Tales were told about life in the valley of the Tigris and Euphrates (Mesopotamia) where poets composed their most eloquent and expressive verses. The Hanging Gardens of Babylon, one of the Seven Wonders of the ancient world, illustrated how people thrived on the riverbanks and how irrigation systems were used in ancient times. That is why Iraq, a densely populated country with abundant agricultural development, was called, the 'black land'. Tragically this magnificent infrastructure was damaged and destroyed by invasions, negligence and ignorance.During the past thirty years, rivers in Iraq were used exclusively by the power elite and its entourage. Even the parks and tourist sites on the river banks were ravaged, as were and coffee shops known for Masgouf (fish grilled on a wood fire) in Abu Nawas Street, the famous boulevard along the Tigris. There are a few archaic coffee shops and parks on the banks of some of rivers in Iraq, but most have been left to face their fate, the victims of neglect and a total disregard for conservation. No attention has been paid to the depth of the rivers or water flows. Building works near the rivers are random with no aesthetic consideration and, despite the abundant water supply; there are few trees or orchards along the river banks.
To help rectify this situation a ten-year plan could be implemented with not less than 5% of the state budget allocated to the conservation and development of rivers and water ways to generate employment for up to a million people.
The plan could make provision for the construction of locks and sluices that control water levels on both large and small rivers. This is necessary to maintain the minimum level of water required for each part of the river. The probability of flooding also has to be investigated and outlets for excess water to be directed to reservoirs provided.
We should not forget that the primary function of locks is to maintain a suitable water level for pleasure and commercial craft as is the case on the Thames. (See Page 8-14)
Locks and sluices form natural islands in rivers enhancing their natural beauty. They also have other uses, such as bridges. Dams and locks can augment river tourism and the development of alluvial areas along the river banks, as sluice gates and collect unsightly river waster such as plastic boxes, cans etc. They can also be used to place an automatically operated grid to remove litter from the water to the river bank. (I had suggested this idea in a meeting at Staines after the flood that had affected my house this year).
As for pleasure and recreation uses of the river, there should be encouragement of importing private cruises and boats, with incentives for the private sector to participate in importing equipment and providing maintenance for the boats. There is also a need to establish tourist villages, restaurants and parks.
All this should be implemented with the uttermost care for the environment, such as conservation of fish resources through maintaining water purity and preventing the oil pollution from boats and to carry out an awareness campaign in this regard.

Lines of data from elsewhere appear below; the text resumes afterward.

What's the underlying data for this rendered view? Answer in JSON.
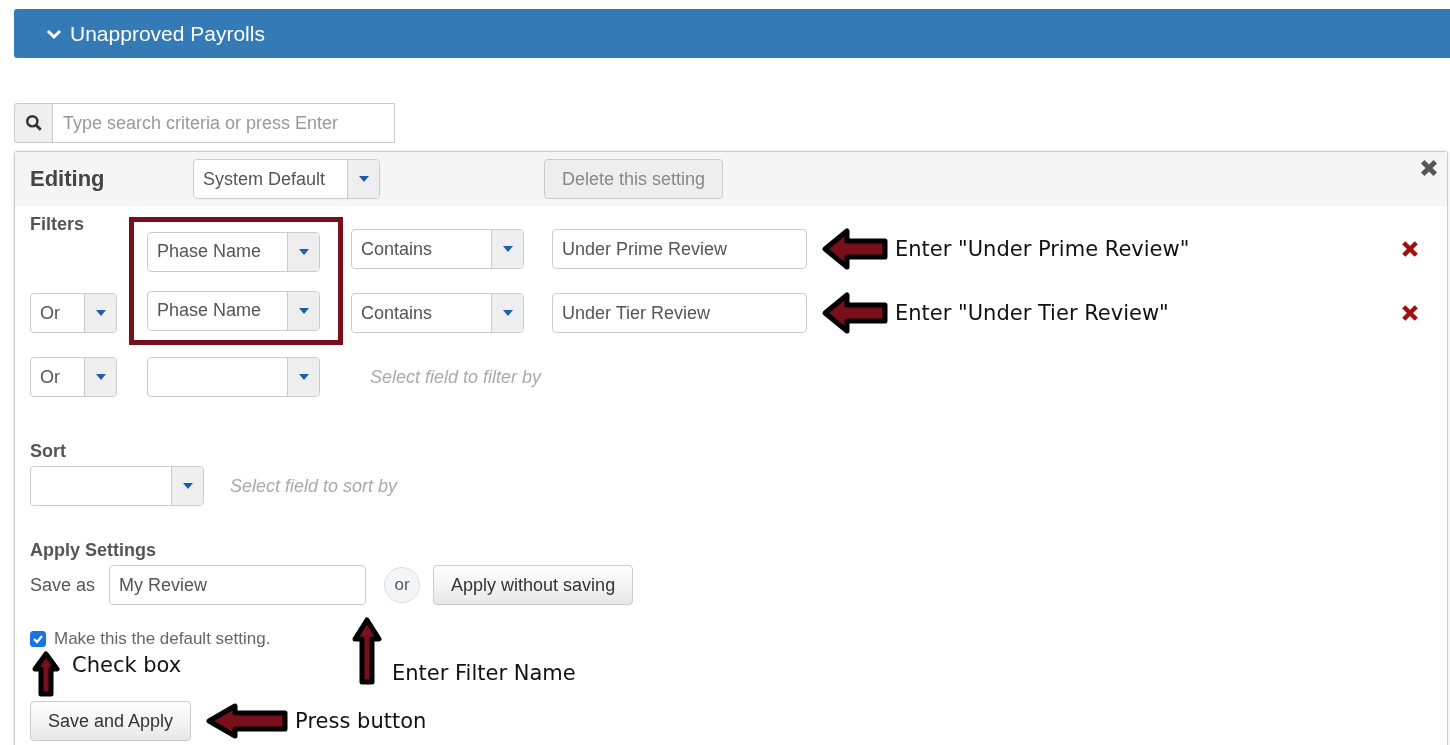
{
  "header": {
    "title": "Unapproved Payrolls",
    "expanded": true
  },
  "search": {
    "placeholder": "Type search criteria or press Enter"
  },
  "editor": {
    "title": "Editing",
    "setting": "System Default",
    "delete_button": "Delete this setting"
  },
  "filters": {
    "label": "Filters",
    "rows": [
      {
        "field": "Phase Name",
        "operator": "Contains",
        "value": "Under Prime Review",
        "highlighted": true,
        "note": "Enter \"Under Prime Review\""
      },
      {
        "connector": "Or",
        "field": "Phase Name",
        "operator": "Contains",
        "value": "Under Tier Review",
        "highlighted": true,
        "note": "Enter \"Under Tier Review\""
      },
      {
        "connector": "Or",
        "hint": "Select field to filter by",
        "highlighted": false
      }
    ]
  },
  "sort": {
    "label": "Sort",
    "hint": "Select field to sort by"
  },
  "apply": {
    "label": "Apply Settings",
    "save_as_label": "Save as",
    "name_value": "My Review",
    "name_note": "Enter Filter Name",
    "or": "or",
    "apply_button": "Apply without saving",
    "default_checkbox": {
      "label": "Make this the default setting.",
      "checked": true,
      "note": "Check box"
    },
    "save_button": "Save and Apply",
    "save_note": "Press button"
  }
}
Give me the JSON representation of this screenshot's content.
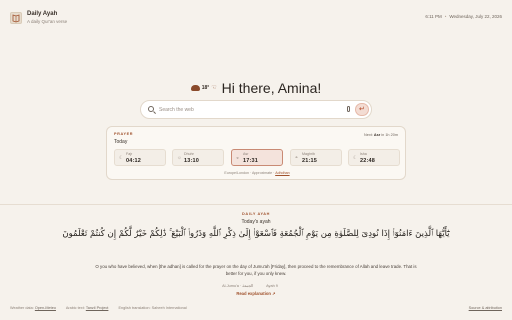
{
  "header": {
    "app_title": "Daily Ayah",
    "app_subtitle": "A daily Qur'an verse",
    "time": "6:11 PM",
    "separator": "•",
    "date": "Wednesday, July 22, 2026"
  },
  "greeting": {
    "weather_icon": "cloud-icon",
    "temperature": "18",
    "unit": "°",
    "hand_icon": "waving-hand-icon",
    "text": "Hi there, Amina!"
  },
  "search": {
    "placeholder": "Search the web",
    "value": "",
    "mic_icon": "mic-icon",
    "submit_icon": "enter-icon"
  },
  "prayer": {
    "label": "PRAYER",
    "day": "Today",
    "next_label": "Next:",
    "next_name": "Asr",
    "next_in": "in 1h 20m",
    "times": [
      {
        "name": "Fajr",
        "time": "04:12",
        "icon": "moon-icon",
        "active": false
      },
      {
        "name": "Dhuhr",
        "time": "13:10",
        "icon": "sun-icon",
        "active": false
      },
      {
        "name": "Asr",
        "time": "17:31",
        "icon": "sun-low-icon",
        "active": true
      },
      {
        "name": "Maghrib",
        "time": "21:15",
        "icon": "sunset-icon",
        "active": false
      },
      {
        "name": "Isha",
        "time": "22:48",
        "icon": "moon-icon",
        "active": false
      }
    ],
    "location": "Europe/London · Approximate ·",
    "location_link": "Adhdhan"
  },
  "ayah": {
    "label": "DAILY AYAH",
    "subtitle": "Today's ayah",
    "arabic": "يَٰٓأَيُّهَا ٱلَّذِينَ ءَامَنُوٓا۟ إِذَا نُودِىَ لِلصَّلَوٰةِ مِن يَوْمِ ٱلْجُمُعَةِ فَٱسْعَوْا۟ إِلَىٰ ذِكْرِ ٱللَّهِ وَذَرُوا۟ ٱلْبَيْعَ ۚ ذَٰلِكُمْ خَيْرٌ لَّكُمْ إِن كُنتُمْ تَعْلَمُونَ",
    "translation": "O you who have believed, when [the adhan] is called for the prayer on the day of Jumu'ah [Friday], then proceed to the remembrance of Allah and leave trade. That is better for you, if you only knew.",
    "surah_en": "Al-Jumu'a",
    "surah_ar": "الجمعة",
    "ayah_ref": "Ayah 9",
    "read_label": "Read explanation",
    "read_icon": "external-link-icon"
  },
  "footer": {
    "weather_label": "Weather data:",
    "weather_link": "Open-Meteo",
    "arabic_label": "Arabic text:",
    "arabic_link": "Tanzil Project",
    "translation_label": "English translation: Saheeh International",
    "source_link": "Source & attribution"
  },
  "colors": {
    "background": "#f6f2ec",
    "accent": "#a0522d",
    "active_prayer_bg": "#f4e3dc"
  }
}
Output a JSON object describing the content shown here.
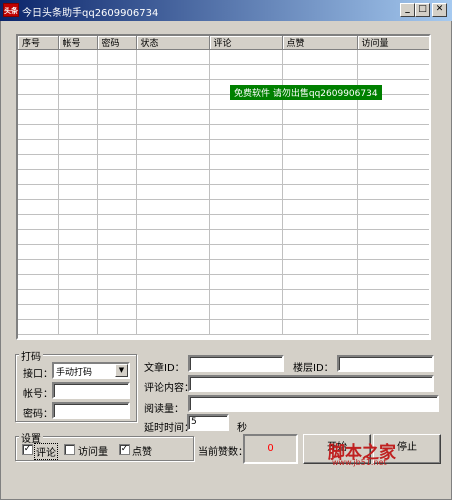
{
  "window": {
    "title": "今日头条助手qq2609906734",
    "icon_text": "头条",
    "icon_color": "#c00000",
    "buttons": [
      "minimize",
      "maximize",
      "close"
    ]
  },
  "table": {
    "columns": [
      "序号",
      "帐号",
      "密码",
      "状态",
      "评论",
      "点赞",
      "访问量"
    ],
    "row_count": 19
  },
  "banner": {
    "text": "免费软件 请勿出售qq2609906734",
    "color": "#008000"
  },
  "captcha": {
    "label": "打码",
    "port_label": "接口：",
    "port_value": "手动打码",
    "account_label": "帐号：",
    "account_value": "",
    "password_label": "密码：",
    "password_value": ""
  },
  "form": {
    "article_id_label": "文章ID：",
    "article_id_value": "",
    "floor_id_label": "楼层ID：",
    "floor_id_value": "",
    "comment_label": "评论内容：",
    "comment_value": "",
    "read_label": "阅读量：",
    "read_value": "",
    "delay_label": "延时时间：",
    "delay_value": "5",
    "delay_unit": "秒"
  },
  "settings": {
    "label": "设置",
    "items": [
      {
        "label": "评论",
        "checked": true
      },
      {
        "label": "访问量",
        "checked": false
      },
      {
        "label": "点赞",
        "checked": true
      }
    ]
  },
  "status": {
    "likes_label": "当前赞数：",
    "likes_value": "0",
    "likes_color": "#ff0000"
  },
  "actions": {
    "start_label": "开始",
    "stop_label": "停止"
  },
  "watermark": {
    "text": "脚本之家",
    "url": "www.jb51.net"
  }
}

Birds living in the rivers and lakes should also be protected.
Iraq has tremendous potential for investment by the private sector in river tourism. Pleasure boats and commercial craft can be imported or constructed in the country itself. Tourist villages can be developed along the river banks, also an ideal location for restaurants, parks and clubs for river sports such as fishing. Wildlife, especially endangered species, must be protected and the purity of the water restored and maintained. Suitable environmental protection laws will have to be passed and enforced.
Above all Islamic social values and morals must be upheld so Muslims, as well as foreigners, can enjoy Iraq's natural beauty without embarrassment.
It is ironical that the cold countries of the north pay the utmost attention to their rivers even though the summer season is short and the winter is long. In Iraq the summers are long and winters short - even the winters are moderate! But these gifts of nature have been forgotten.
River tourism may seem like a fata mogana in today's Iraq. But without hope nothing is achieved. Aren't we planning to make Iraq an international tourist destination?
May Allah guide us to the best of deeds.
A S Shakiry